I learned more about God going to jail than I ever learned in 21 years of going to the Catholic church down the street from my house or the chapel in the basement of my dorm in college.

But let me back up. This story begins with a common saying and a common distaste. The saying? “There are no atheists in foxholes.” The distaste? Theists and non-theists alike are suspicious of “foxhole faith,” or religious commitments made in the context of intense personal crises.

I often think that priests who give sermons saying we must have faith before we are in a crisis, and after we are in a crisis, to have true religious commitment- well, I think they must have never been in a real foxhole. The foxholes modern day equivalent, jail, is where I want to take you today to explore this aphorism. Is faith really that black and white, or are we trying to paint a world full of color using only two shades, forgetting the color gray?

I’ve learned many things from my year as a Kolbe House minister in the jail, but I’m going to stick to telling you three main points.

1. Gratitude is a religion of its own, and no one does gratitude better than someone with very little to be grateful for.

When I lead groups in the jail, we always end with a gratitude round. This looks like me passing around a yellow squishy ball, and each woman saying three things they are grateful for, or passing. No one ever passes. Out of all the activities we do, gratitude is the only one with a 100% participation rate. If you were a fly on the wall in the Cook County Jail, this is what you would hear week after week from different women. “I’m grateful to be alive.”  “I’m grateful God woke me up this morning.” “I’m grateful that God isn’t done with me yet.” When the yellow gratitude ball is in my court, let me tell you, the simple fact that I am still breathing does not pop into my head. I think about the good breakfast I had earlier, or the fun plans I have the weekend ahead, or the workout I smashed out the night before. Holding continued life in one hand, and good morning coffee in the other, it’s easy to see which one is the most vital. Literally. These gratitude rounds remind me that faith is much simpler than we try and make it on the outside. In jail, waking up in the morning is a miracle. It means God isn’t done with you yet. And gratitude means returning to the miracles of our existence, not the facts of everyday life. These women have so little to be grateful for, but each week, gratitude rounds are like a breath of fresh air in the recycled air of a small, concrete room.

2. Human beings have selective hearing.

Over and over again, women who have strong faith while in jail tell me that they saw God moving in their life before they ended up in Cook County Jail, but didn’t listen.

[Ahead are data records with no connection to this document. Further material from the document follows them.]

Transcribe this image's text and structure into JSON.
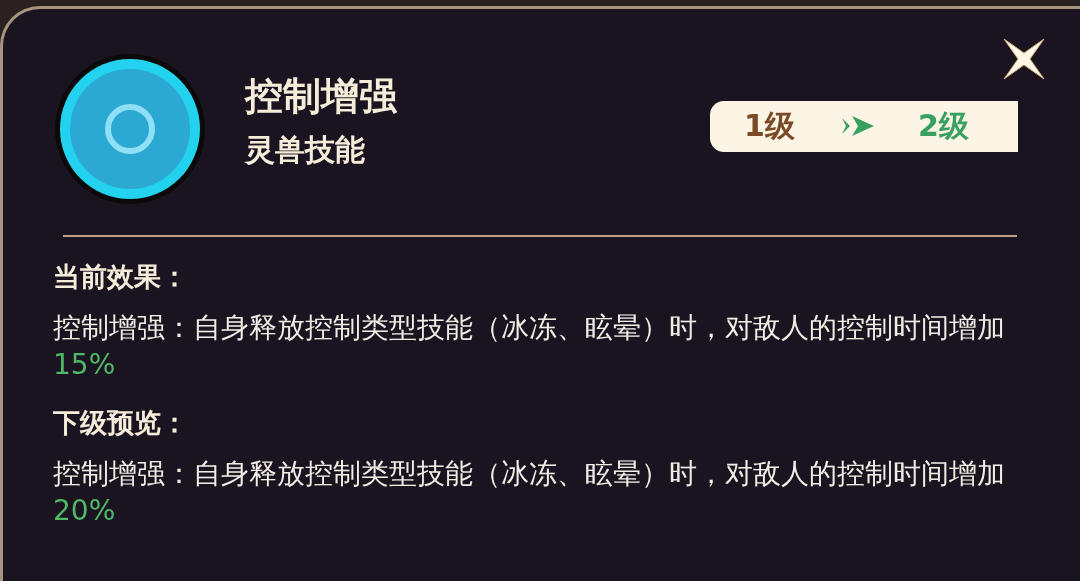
{
  "skill": {
    "name": "控制增强",
    "type": "灵兽技能"
  },
  "level_badge": {
    "from": "1级",
    "to": "2级"
  },
  "sections": [
    {
      "heading": "当前效果：",
      "text": "控制增强：自身释放控制类型技能（冰冻、眩晕）时，对敌人的控制时间增加",
      "value": "15%"
    },
    {
      "heading": "下级预览：",
      "text": "控制增强：自身释放控制类型技能（冰冻、眩晕）时，对敌人的控制时间增加",
      "value": "20%"
    }
  ]
}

They tell me that God “sat them down,” that they needed to be brought to Division 5 Tier 2M for a chat with her. They’ll say: “I was too wrapped up in the drugs, the hustle, the men- I never would have heard God or witnessed God if I hadn’t ended up here. And I wouldn’t be clean.”

Now, I would never say this to someone- that they had to go to jail to find God. That’s crazy talk, as the detainees say. But this truth is what those who have faith in a foxhole preach. The sermons of Cook County Jail are shaped by a common thread: humanity chooses to hear what is convenient for them. God is not a convenient thought; her intervention can change our life in ways we don’t always want or aren’t ready for. In knowing this, I have learned that foxhole faith in no way is a convenient faith, just for when men or women need God. Theists and non-theists alike are wrong about this assumption. C.S. Lewis puts it this way:  God whispers to us in our pleasures, speaks in our conscience, but shouts in our pains: it is [her] megaphone to rouse a deaf world.

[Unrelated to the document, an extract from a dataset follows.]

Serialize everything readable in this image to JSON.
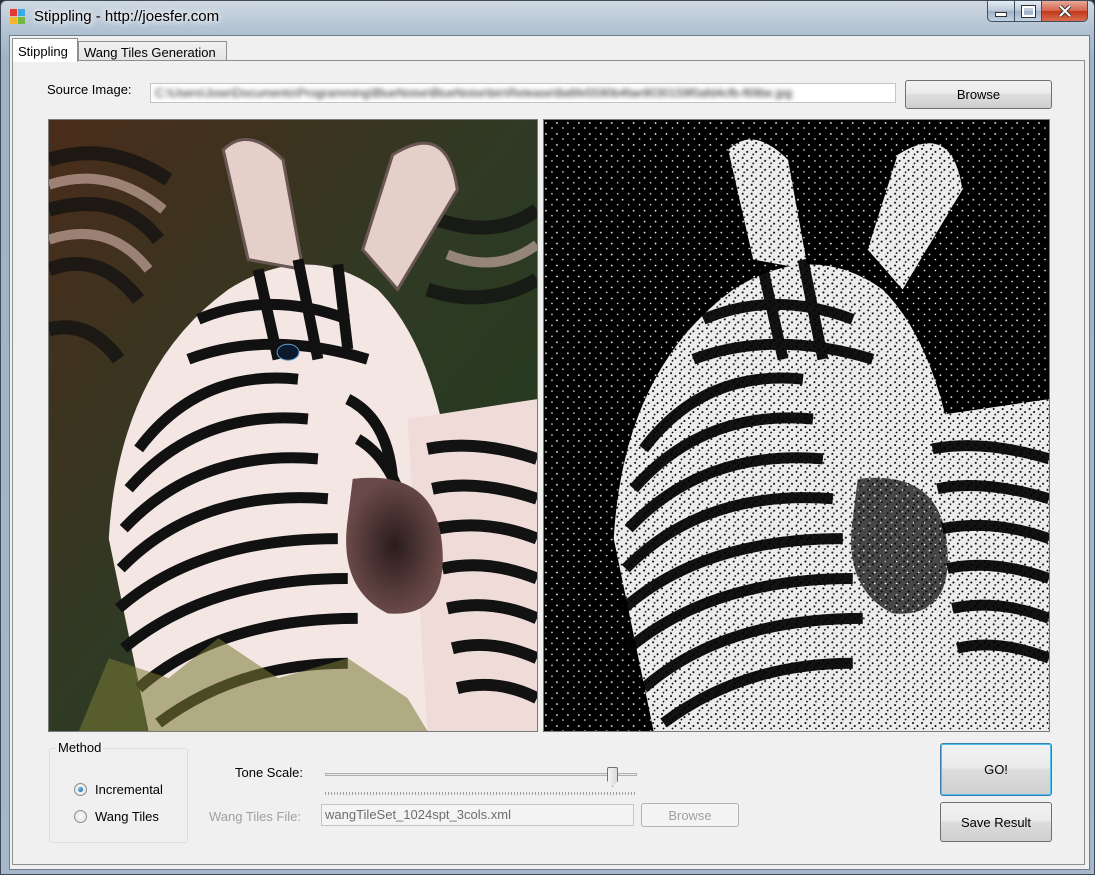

3. Faith in a hopeless place does not look hopeless.

When I’ve closed my eyes the past two months, separated from the people who I have come to love visiting every Tuesday and Thursday, I transport myself to a scene of joy. The beginning musical notes of You Say by Lauren Daigle ricochets off mental benches and tables. I look around at the women, embarrassed at my music choice, assuming they are sick of hearing Lauren Daigle. Soloma meets my eyes- she is mouthing You Say with excitement. Many women have closed their eyes and begun swaying, hand on heart. When the chorus hits, Nicole stands up, spreading her arms, joining voice with Lauren, singing:

“You say I am loved when I can’t feel a thing

You say I am strong when I think I am weak

And You say I am held when I am falling short

When I don’t belong, oh, You say I am Yours

And I believe, oh, I believe

What You say of me”

Behind my closed eyes, I imagine tears mixed with smiles and laughter. This is how I understand faith now. It is both hopeless and hopeful, joyful and tearful. I’ve learned that laughter is a very underrated tool for healing, and that Christ is encountered more in the gray areas than the black and white.

Many of us are in a foxhole right now. This global pandemic has given us a taste of what it feels like to have our backs against a wall. If you found yourself getting on your knees for the first time in a long time, in a moment of crisis, I want you to know that your faith is as valid as someone who went to mass every Sunday their entire life. In fact, it might be time for us to start learning from the women of the Cook County Jail and practicing foxhole faith: being grateful for our mere existence, hearing and listening for God in our pain, and finding joy in a hopeless place.